= RECORDS FOR THE TASK =
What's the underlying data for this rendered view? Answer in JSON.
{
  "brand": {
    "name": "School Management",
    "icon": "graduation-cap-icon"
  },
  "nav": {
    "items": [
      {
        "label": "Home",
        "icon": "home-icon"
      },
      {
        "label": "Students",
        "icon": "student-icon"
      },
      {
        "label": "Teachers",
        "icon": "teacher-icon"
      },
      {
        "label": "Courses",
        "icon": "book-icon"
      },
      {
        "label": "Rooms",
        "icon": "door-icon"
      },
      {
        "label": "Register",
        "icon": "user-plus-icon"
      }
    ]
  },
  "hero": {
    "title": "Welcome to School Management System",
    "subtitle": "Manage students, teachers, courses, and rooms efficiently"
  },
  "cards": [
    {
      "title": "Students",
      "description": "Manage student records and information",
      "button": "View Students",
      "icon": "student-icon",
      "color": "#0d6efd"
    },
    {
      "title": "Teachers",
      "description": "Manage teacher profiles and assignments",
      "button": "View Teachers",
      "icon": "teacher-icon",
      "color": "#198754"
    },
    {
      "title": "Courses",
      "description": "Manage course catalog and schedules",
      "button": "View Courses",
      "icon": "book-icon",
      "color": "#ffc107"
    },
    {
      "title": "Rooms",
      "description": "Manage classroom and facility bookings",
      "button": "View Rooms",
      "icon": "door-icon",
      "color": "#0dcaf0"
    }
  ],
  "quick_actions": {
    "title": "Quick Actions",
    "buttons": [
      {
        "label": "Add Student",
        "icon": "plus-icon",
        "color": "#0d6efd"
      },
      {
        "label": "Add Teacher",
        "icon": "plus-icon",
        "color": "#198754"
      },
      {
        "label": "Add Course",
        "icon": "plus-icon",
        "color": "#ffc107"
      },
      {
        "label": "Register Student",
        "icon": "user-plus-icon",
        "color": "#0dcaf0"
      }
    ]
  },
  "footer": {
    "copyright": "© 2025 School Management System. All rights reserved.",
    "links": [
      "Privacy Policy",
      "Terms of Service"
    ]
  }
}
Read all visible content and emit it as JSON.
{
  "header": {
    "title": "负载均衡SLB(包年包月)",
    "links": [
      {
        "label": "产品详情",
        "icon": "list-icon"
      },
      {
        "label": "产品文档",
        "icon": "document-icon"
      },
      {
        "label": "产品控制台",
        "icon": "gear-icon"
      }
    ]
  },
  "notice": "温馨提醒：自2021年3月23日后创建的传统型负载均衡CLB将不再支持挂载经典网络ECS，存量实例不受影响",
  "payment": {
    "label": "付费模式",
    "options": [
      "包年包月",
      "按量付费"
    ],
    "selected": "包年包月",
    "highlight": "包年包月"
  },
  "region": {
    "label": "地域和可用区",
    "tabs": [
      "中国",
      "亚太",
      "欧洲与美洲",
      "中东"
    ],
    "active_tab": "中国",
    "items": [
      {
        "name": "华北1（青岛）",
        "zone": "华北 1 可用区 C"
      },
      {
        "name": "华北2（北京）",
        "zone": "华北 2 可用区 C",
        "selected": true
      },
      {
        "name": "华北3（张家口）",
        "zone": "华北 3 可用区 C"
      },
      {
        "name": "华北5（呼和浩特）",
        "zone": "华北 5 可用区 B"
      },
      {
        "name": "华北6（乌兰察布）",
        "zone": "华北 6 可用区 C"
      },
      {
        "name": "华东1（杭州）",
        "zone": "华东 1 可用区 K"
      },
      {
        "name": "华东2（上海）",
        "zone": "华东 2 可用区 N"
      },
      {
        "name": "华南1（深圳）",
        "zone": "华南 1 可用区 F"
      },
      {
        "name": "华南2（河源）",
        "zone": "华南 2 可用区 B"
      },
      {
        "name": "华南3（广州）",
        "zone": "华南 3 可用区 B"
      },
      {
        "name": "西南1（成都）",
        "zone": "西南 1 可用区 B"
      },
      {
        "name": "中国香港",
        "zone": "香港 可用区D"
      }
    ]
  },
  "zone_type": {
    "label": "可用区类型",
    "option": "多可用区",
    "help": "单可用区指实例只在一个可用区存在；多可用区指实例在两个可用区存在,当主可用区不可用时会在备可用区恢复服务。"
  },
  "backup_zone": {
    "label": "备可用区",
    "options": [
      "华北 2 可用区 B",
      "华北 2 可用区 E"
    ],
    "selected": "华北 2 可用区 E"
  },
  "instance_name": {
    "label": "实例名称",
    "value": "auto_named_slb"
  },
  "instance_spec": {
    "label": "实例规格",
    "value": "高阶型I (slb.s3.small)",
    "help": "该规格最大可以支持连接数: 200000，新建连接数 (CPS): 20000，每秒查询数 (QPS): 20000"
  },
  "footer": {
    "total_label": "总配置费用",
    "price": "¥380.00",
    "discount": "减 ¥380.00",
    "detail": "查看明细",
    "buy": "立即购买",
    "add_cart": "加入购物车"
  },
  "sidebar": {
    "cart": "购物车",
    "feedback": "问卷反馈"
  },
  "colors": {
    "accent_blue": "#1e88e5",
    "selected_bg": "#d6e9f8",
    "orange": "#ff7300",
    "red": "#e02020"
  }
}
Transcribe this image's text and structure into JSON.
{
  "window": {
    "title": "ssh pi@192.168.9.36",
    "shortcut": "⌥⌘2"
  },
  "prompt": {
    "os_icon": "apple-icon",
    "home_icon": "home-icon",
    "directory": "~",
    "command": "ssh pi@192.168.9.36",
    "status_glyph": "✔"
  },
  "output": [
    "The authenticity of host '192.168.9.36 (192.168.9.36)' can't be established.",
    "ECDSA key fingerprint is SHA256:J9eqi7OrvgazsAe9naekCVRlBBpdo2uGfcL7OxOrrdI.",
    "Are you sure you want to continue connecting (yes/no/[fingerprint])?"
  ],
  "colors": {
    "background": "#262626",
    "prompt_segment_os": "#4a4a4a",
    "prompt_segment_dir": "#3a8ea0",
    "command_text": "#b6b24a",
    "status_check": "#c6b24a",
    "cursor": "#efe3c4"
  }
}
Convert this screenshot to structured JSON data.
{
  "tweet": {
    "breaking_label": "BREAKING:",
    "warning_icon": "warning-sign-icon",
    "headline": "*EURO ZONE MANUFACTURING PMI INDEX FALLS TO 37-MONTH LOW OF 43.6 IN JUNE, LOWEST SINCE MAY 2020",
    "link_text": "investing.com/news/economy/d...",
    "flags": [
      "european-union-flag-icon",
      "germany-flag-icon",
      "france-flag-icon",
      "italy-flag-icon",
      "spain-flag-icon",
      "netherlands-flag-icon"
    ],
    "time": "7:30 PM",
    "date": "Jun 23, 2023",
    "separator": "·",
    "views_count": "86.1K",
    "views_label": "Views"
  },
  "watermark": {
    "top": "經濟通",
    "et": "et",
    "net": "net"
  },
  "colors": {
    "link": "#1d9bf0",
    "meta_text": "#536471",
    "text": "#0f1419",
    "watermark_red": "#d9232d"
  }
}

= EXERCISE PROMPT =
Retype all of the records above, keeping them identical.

= RESPONSE FOR THIS EXERCISE =
What's the underlying data for this rendered view? Answer in JSON.
{
  "brand": {
    "name": "School Management",
    "icon": "graduation-cap-icon"
  },
  "nav": {
    "items": [
      {
        "label": "Home",
        "icon": "home-icon"
      },
      {
        "label": "Students",
        "icon": "student-icon"
      },
      {
        "label": "Teachers",
        "icon": "teacher-icon"
      },
      {
        "label": "Courses",
        "icon": "book-icon"
      },
      {
        "label": "Rooms",
        "icon": "door-icon"
      },
      {
        "label": "Register",
        "icon": "user-plus-icon"
      }
    ]
  },
  "hero": {
    "title": "Welcome to School Management System",
    "subtitle": "Manage students, teachers, courses, and rooms efficiently"
  },
  "cards": [
    {
      "title": "Students",
      "description": "Manage student records and information",
      "button": "View Students",
      "icon": "student-icon",
      "color": "#0d6efd"
    },
    {
      "title": "Teachers",
      "description": "Manage teacher profiles and assignments",
      "button": "View Teachers",
      "icon": "teacher-icon",
      "color": "#198754"
    },
    {
      "title": "Courses",
      "description": "Manage course catalog and schedules",
      "button": "View Courses",
      "icon": "book-icon",
      "color": "#ffc107"
    },
    {
      "title": "Rooms",
      "description": "Manage classroom and facility bookings",
      "button": "View Rooms",
      "icon": "door-icon",
      "color": "#0dcaf0"
    }
  ],
  "quick_actions": {
    "title": "Quick Actions",
    "buttons": [
      {
        "label": "Add Student",
        "icon": "plus-icon",
        "color": "#0d6efd"
      },
      {
        "label": "Add Teacher",
        "icon": "plus-icon",
        "color": "#198754"
      },
      {
        "label": "Add Course",
        "icon": "plus-icon",
        "color": "#ffc107"
      },
      {
        "label": "Register Student",
        "icon": "user-plus-icon",
        "color": "#0dcaf0"
      }
    ]
  },
  "footer": {
    "copyright": "© 2025 School Management System. All rights reserved.",
    "links": [
      "Privacy Policy",
      "Terms of Service"
    ]
  }
}
Read all visible content and emit it as JSON.
{
  "header": {
    "title": "负载均衡SLB(包年包月)",
    "links": [
      {
        "label": "产品详情",
        "icon": "list-icon"
      },
      {
        "label": "产品文档",
        "icon": "document-icon"
      },
      {
        "label": "产品控制台",
        "icon": "gear-icon"
      }
    ]
  },
  "notice": "温馨提醒：自2021年3月23日后创建的传统型负载均衡CLB将不再支持挂载经典网络ECS，存量实例不受影响",
  "payment": {
    "label": "付费模式",
    "options": [
      "包年包月",
      "按量付费"
    ],
    "selected": "包年包月",
    "highlight": "包年包月"
  },
  "region": {
    "label": "地域和可用区",
    "tabs": [
      "中国",
      "亚太",
      "欧洲与美洲",
      "中东"
    ],
    "active_tab": "中国",
    "items": [
      {
        "name": "华北1（青岛）",
        "zone": "华北 1 可用区 C"
      },
      {
        "name": "华北2（北京）",
        "zone": "华北 2 可用区 C",
        "selected": true
      },
      {
        "name": "华北3（张家口）",
        "zone": "华北 3 可用区 C"
      },
      {
        "name": "华北5（呼和浩特）",
        "zone": "华北 5 可用区 B"
      },
      {
        "name": "华北6（乌兰察布）",
        "zone": "华北 6 可用区 C"
      },
      {
        "name": "华东1（杭州）",
        "zone": "华东 1 可用区 K"
      },
      {
        "name": "华东2（上海）",
        "zone": "华东 2 可用区 N"
      },
      {
        "name": "华南1（深圳）",
        "zone": "华南 1 可用区 F"
      },
      {
        "name": "华南2（河源）",
        "zone": "华南 2 可用区 B"
      },
      {
        "name": "华南3（广州）",
        "zone": "华南 3 可用区 B"
      },
      {
        "name": "西南1（成都）",
        "zone": "西南 1 可用区 B"
      },
      {
        "name": "中国香港",
        "zone": "香港 可用区D"
      }
    ]
  },
  "zone_type": {
    "label": "可用区类型",
    "option": "多可用区",
    "help": "单可用区指实例只在一个可用区存在；多可用区指实例在两个可用区存在,当主可用区不可用时会在备可用区恢复服务。"
  },
  "backup_zone": {
    "label": "备可用区",
    "options": [
      "华北 2 可用区 B",
      "华北 2 可用区 E"
    ],
    "selected": "华北 2 可用区 E"
  },
  "instance_name": {
    "label": "实例名称",
    "value": "auto_named_slb"
  },
  "instance_spec": {
    "label": "实例规格",
    "value": "高阶型I (slb.s3.small)",
    "help": "该规格最大可以支持连接数: 200000，新建连接数 (CPS): 20000，每秒查询数 (QPS): 20000"
  },
  "footer": {
    "total_label": "总配置费用",
    "price": "¥380.00",
    "discount": "减 ¥380.00",
    "detail": "查看明细",
    "buy": "立即购买",
    "add_cart": "加入购物车"
  },
  "sidebar": {
    "cart": "购物车",
    "feedback": "问卷反馈"
  },
  "colors": {
    "accent_blue": "#1e88e5",
    "selected_bg": "#d6e9f8",
    "orange": "#ff7300",
    "red": "#e02020"
  }
}
Transcribe this image's text and structure into JSON.
{
  "window": {
    "title": "ssh pi@192.168.9.36",
    "shortcut": "⌥⌘2"
  },
  "prompt": {
    "os_icon": "apple-icon",
    "home_icon": "home-icon",
    "directory": "~",
    "command": "ssh pi@192.168.9.36",
    "status_glyph": "✔"
  },
  "output": [
    "The authenticity of host '192.168.9.36 (192.168.9.36)' can't be established.",
    "ECDSA key fingerprint is SHA256:J9eqi7OrvgazsAe9naekCVRlBBpdo2uGfcL7OxOrrdI.",
    "Are you sure you want to continue connecting (yes/no/[fingerprint])?"
  ],
  "colors": {
    "background": "#262626",
    "prompt_segment_os": "#4a4a4a",
    "prompt_segment_dir": "#3a8ea0",
    "command_text": "#b6b24a",
    "status_check": "#c6b24a",
    "cursor": "#efe3c4"
  }
}
Convert this screenshot to structured JSON data.
{
  "tweet": {
    "breaking_label": "BREAKING:",
    "warning_icon": "warning-sign-icon",
    "headline": "*EURO ZONE MANUFACTURING PMI INDEX FALLS TO 37-MONTH LOW OF 43.6 IN JUNE, LOWEST SINCE MAY 2020",
    "link_text": "investing.com/news/economy/d...",
    "flags": [
      "european-union-flag-icon",
      "germany-flag-icon",
      "france-flag-icon",
      "italy-flag-icon",
      "spain-flag-icon",
      "netherlands-flag-icon"
    ],
    "time": "7:30 PM",
    "date": "Jun 23, 2023",
    "separator": "·",
    "views_count": "86.1K",
    "views_label": "Views"
  },
  "watermark": {
    "top": "經濟通",
    "et": "et",
    "net": "net"
  },
  "colors": {
    "link": "#1d9bf0",
    "meta_text": "#536471",
    "text": "#0f1419",
    "watermark_red": "#d9232d"
  }
}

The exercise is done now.